After the pre-credits flash-forward, M:i:III takes a while to click into gear. The aforementioned 'happy couple' scenes between Cruise and Monaghan are awkward and unconvincing, and the first big action sequence - the attempted rescue of the young agent - is a bit of a mess. The sequence is overly hectic and clumsily handled by Abrams, with his shaky camerawork and rapid cuts obscuring much of the action. Things improve slightly during the completely daft Vatican heist which is at least put together with a little more care and wit, and you can almost sense Abrams growing in confidence as the film progresses. Once we reach M:i:III's spectacular bridge sequence it feels like the film has finally found its stride - a fortunate turn of events, because I was starting to lose interest after the laboured opening half. The bridge scene is a real show-stopper which rouses the whole film from its slumber, and Abrams doesn't let the pace flag from this point onwards.

We are subsequently bombarded with scene after scene of Tom Cruise being thrown from pillar to post like the world's most expensive rag doll. The leading man, as you'd expect, is as professional as ever in the midst of all this; Ethan Hunt is a perfect role for him and he's in his element here, but he fortunately allows a few other characters to step into his limelight this time. Recent Oscar-winner Philip Seymour Hoffman is on terrific form as Davian, underplaying to excellent effect as the pleasingly brutal villain. Michelle Monaghan works hard to overcome her complete lack of chemistry with Cruise, and Ving Rhames again adds a nice level of humour to his sidekick role; but Maggie Q (gorgeous but ineffective) and Jonathan Rhys Meyers (terrible) are barely given any sort of characters to work with.

M:i:III takes off in a new direction for the climax, offering a sense of physicality and pain which is a surprising and welcome change of pace after the incessant action which leads us there. There really seems to be something at stake at the finale, which isn't usually the case, and the decision to strip down the film's climax to focus on the people at the centre of it is one of Abrams' smartest moves.

When all is said and done, Mission: Impossible III is a significant improvement over John Woo's risible effort, while lacking the necessary sense of focus and invention to match De Palma's original. What ultimately cripples the film is the overwhelming sense of déjà vu. Much of M:i:III feels familiar from
True Lies, various Bond films, the Bourne pictures and the previous instalments in this series itself; and while the big set-pieces work well, much of the film feels stale and predictable.

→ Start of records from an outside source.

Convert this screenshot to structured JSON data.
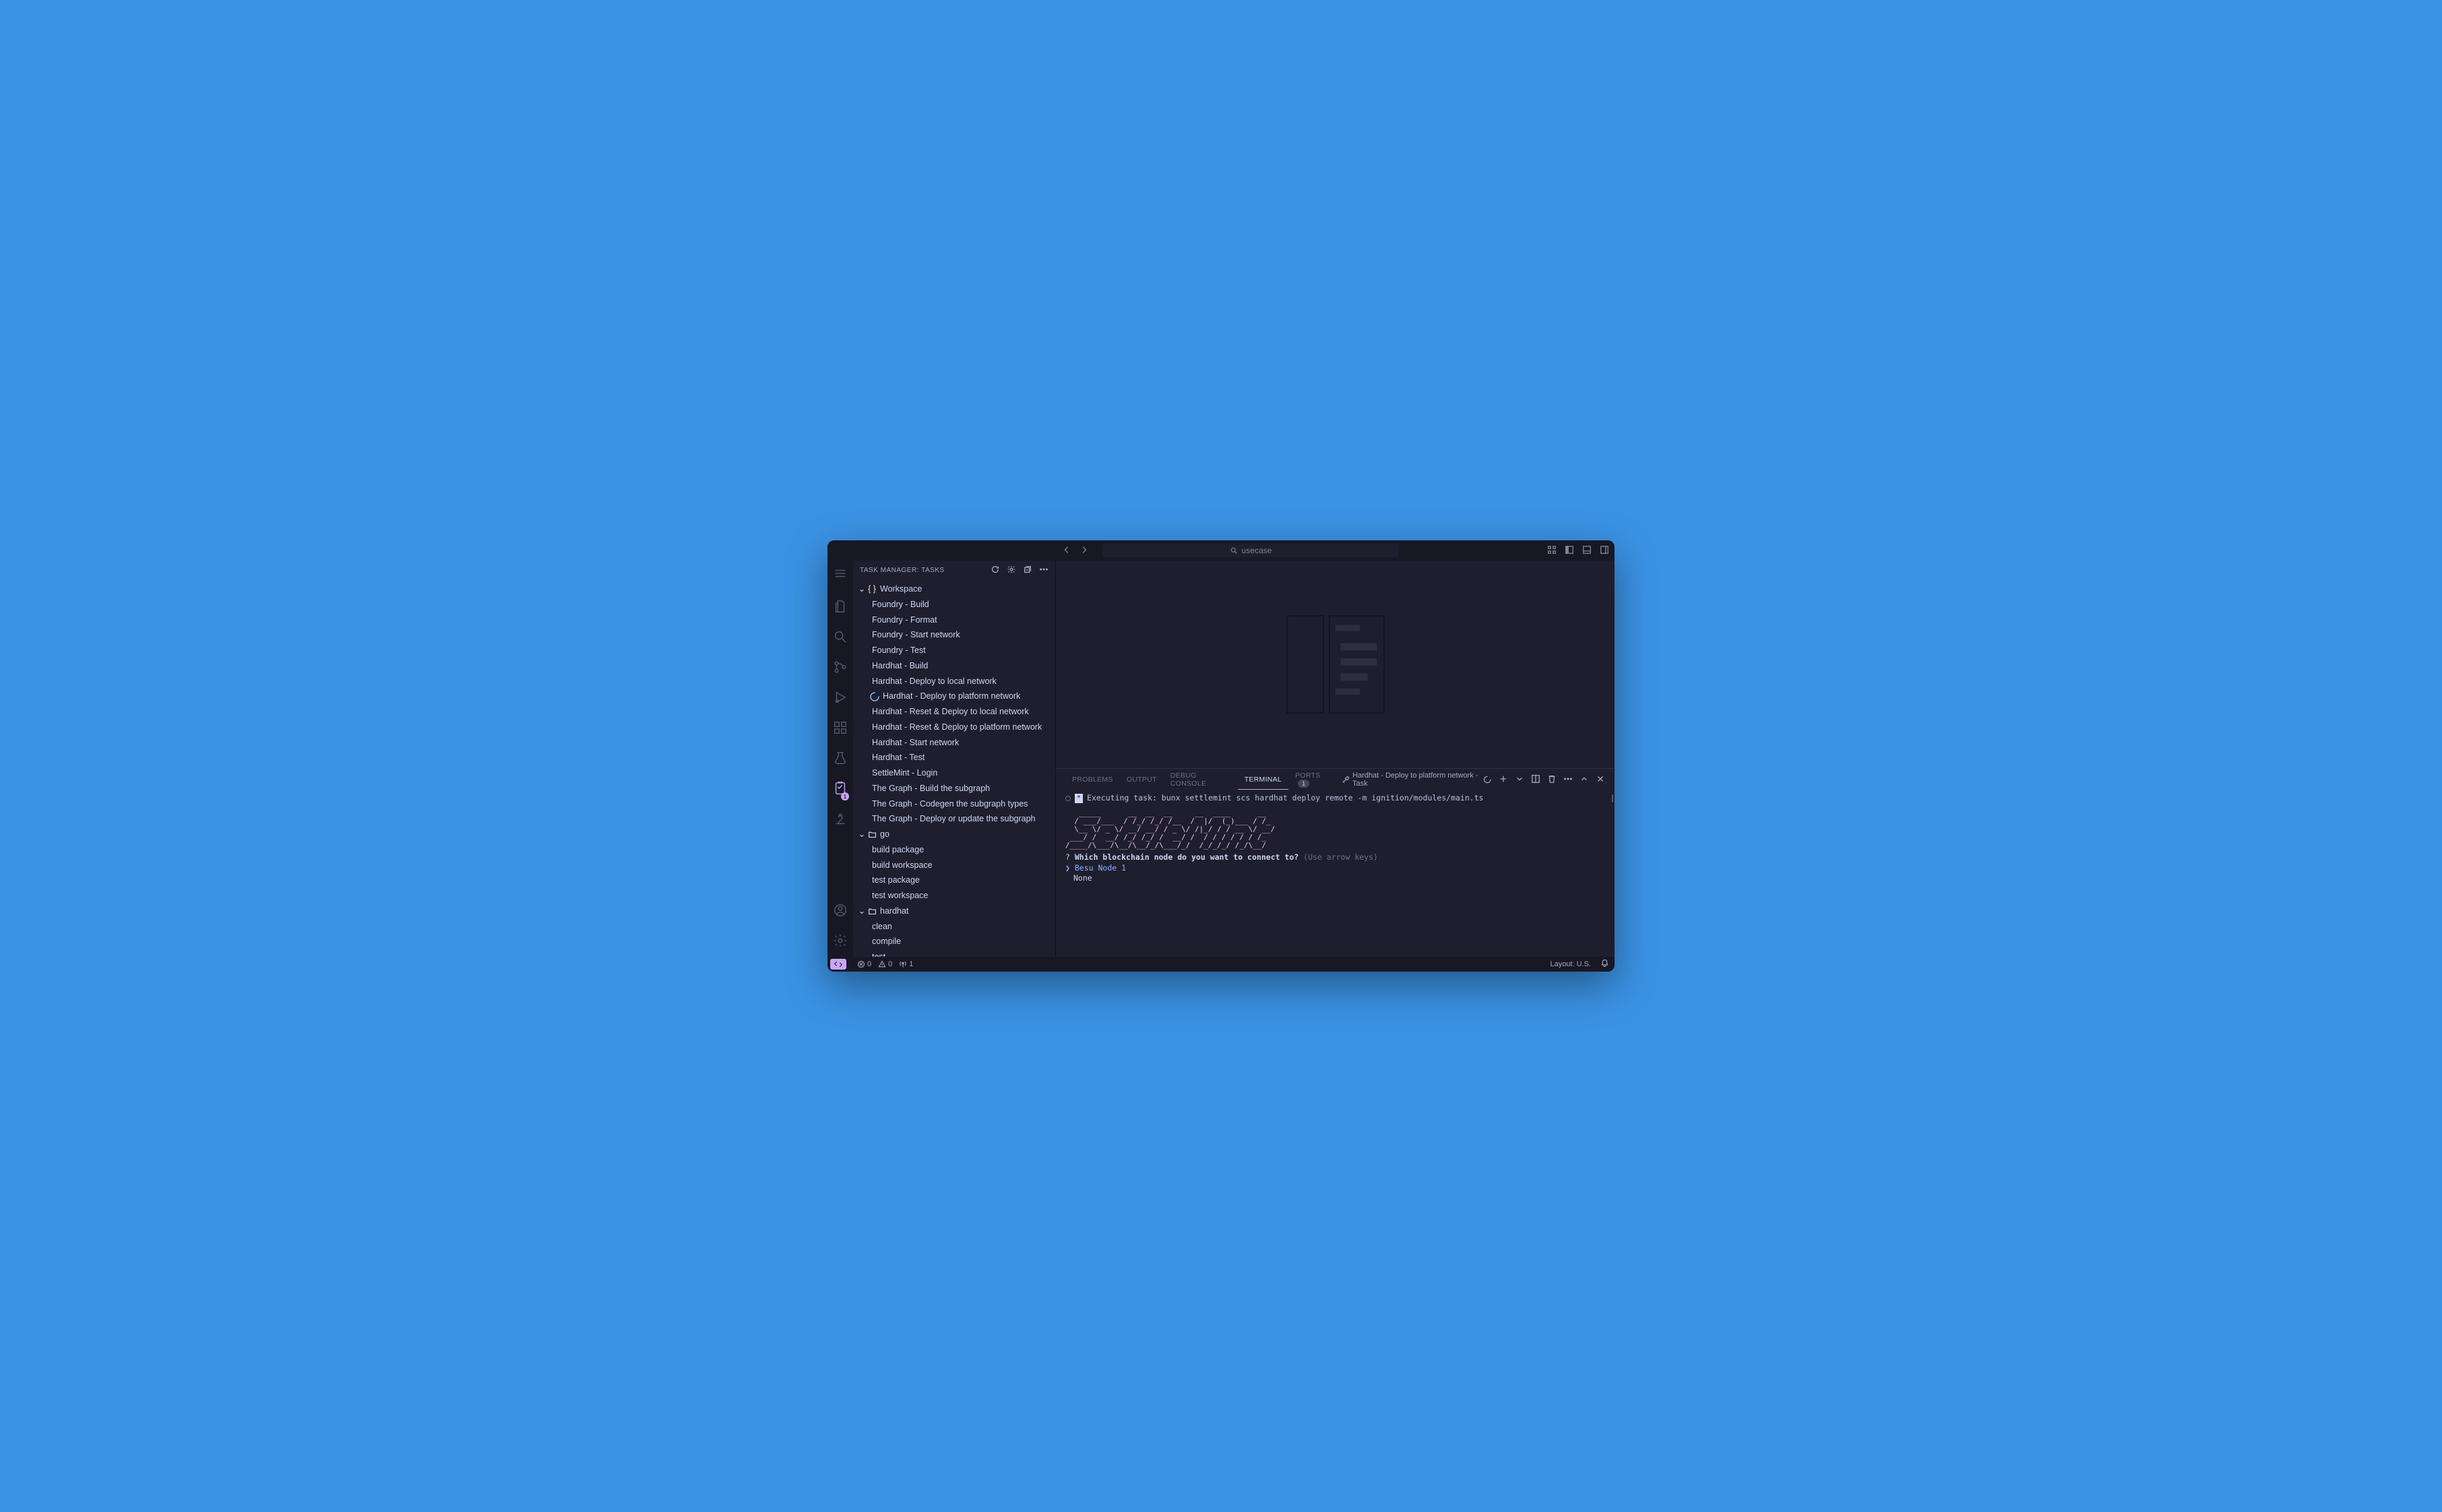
{
  "titlebar": {
    "search_text": "usecase"
  },
  "sidebar": {
    "title": "TASK MANAGER: TASKS",
    "tree": {
      "workspace": {
        "label": "Workspace",
        "tasks": [
          "Foundry - Build",
          "Foundry - Format",
          "Foundry - Start network",
          "Foundry - Test",
          "Hardhat - Build",
          "Hardhat - Deploy to local network",
          "Hardhat - Deploy to platform network",
          "Hardhat - Reset & Deploy to local network",
          "Hardhat - Reset & Deploy to platform network",
          "Hardhat - Start network",
          "Hardhat - Test",
          "SettleMint - Login",
          "The Graph - Build the subgraph",
          "The Graph - Codegen the subgraph types",
          "The Graph - Deploy or update the subgraph"
        ],
        "running_index": 6
      },
      "go": {
        "label": "go",
        "tasks": [
          "build package",
          "build workspace",
          "test package",
          "test workspace"
        ]
      },
      "hardhat": {
        "label": "hardhat",
        "tasks": [
          "clean",
          "compile",
          "test"
        ]
      }
    }
  },
  "activitybar": {
    "task_badge": "1"
  },
  "panel": {
    "tabs": {
      "problems": "PROBLEMS",
      "output": "OUTPUT",
      "debug_console": "DEBUG CONSOLE",
      "terminal": "TERMINAL",
      "ports": "PORTS",
      "ports_count": "1"
    },
    "terminal_name": "Hardhat - Deploy to platform network - Task",
    "exec_line": "Executing task: bunx settlemint scs hardhat deploy remote  -m ignition/modules/main.ts",
    "ascii": "   _____      __  __  __     __  ____      __ \n  / ___/___  / /_/ /_/ /__  /  |/  (_)___ / /_\n  \\__ \\/ _ \\/ __/ __/ / _ \\/ /|_/ / / __ \\/ __/\n ___/ /  __/ /_/ /_/ /  __/ /  / / / / / / /_ \n/____/\\___/\\__/\\__/_/\\___/_/  /_/_/_/ /_/\\__/ ",
    "question": "Which blockchain node do you want to connect to?",
    "hint": "(Use arrow keys)",
    "selected": "Besu Node 1",
    "other_option": "None"
  },
  "statusbar": {
    "errors": "0",
    "warnings": "0",
    "ports": "1",
    "layout": "Layout: U.S."
  }
}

There doesn't seem to be much mileage left in the Mission: Impossible franchise now; Abrams has crafted a well-made, enjoyable but ultimately forgettable sequel which should bring down the curtain on this series. Mr Cruise may yet want one more crack at saving the world, but if IMF do offer Ethan Hunt another impossible mission, let's hope for all our sakes he chooses not to accept it.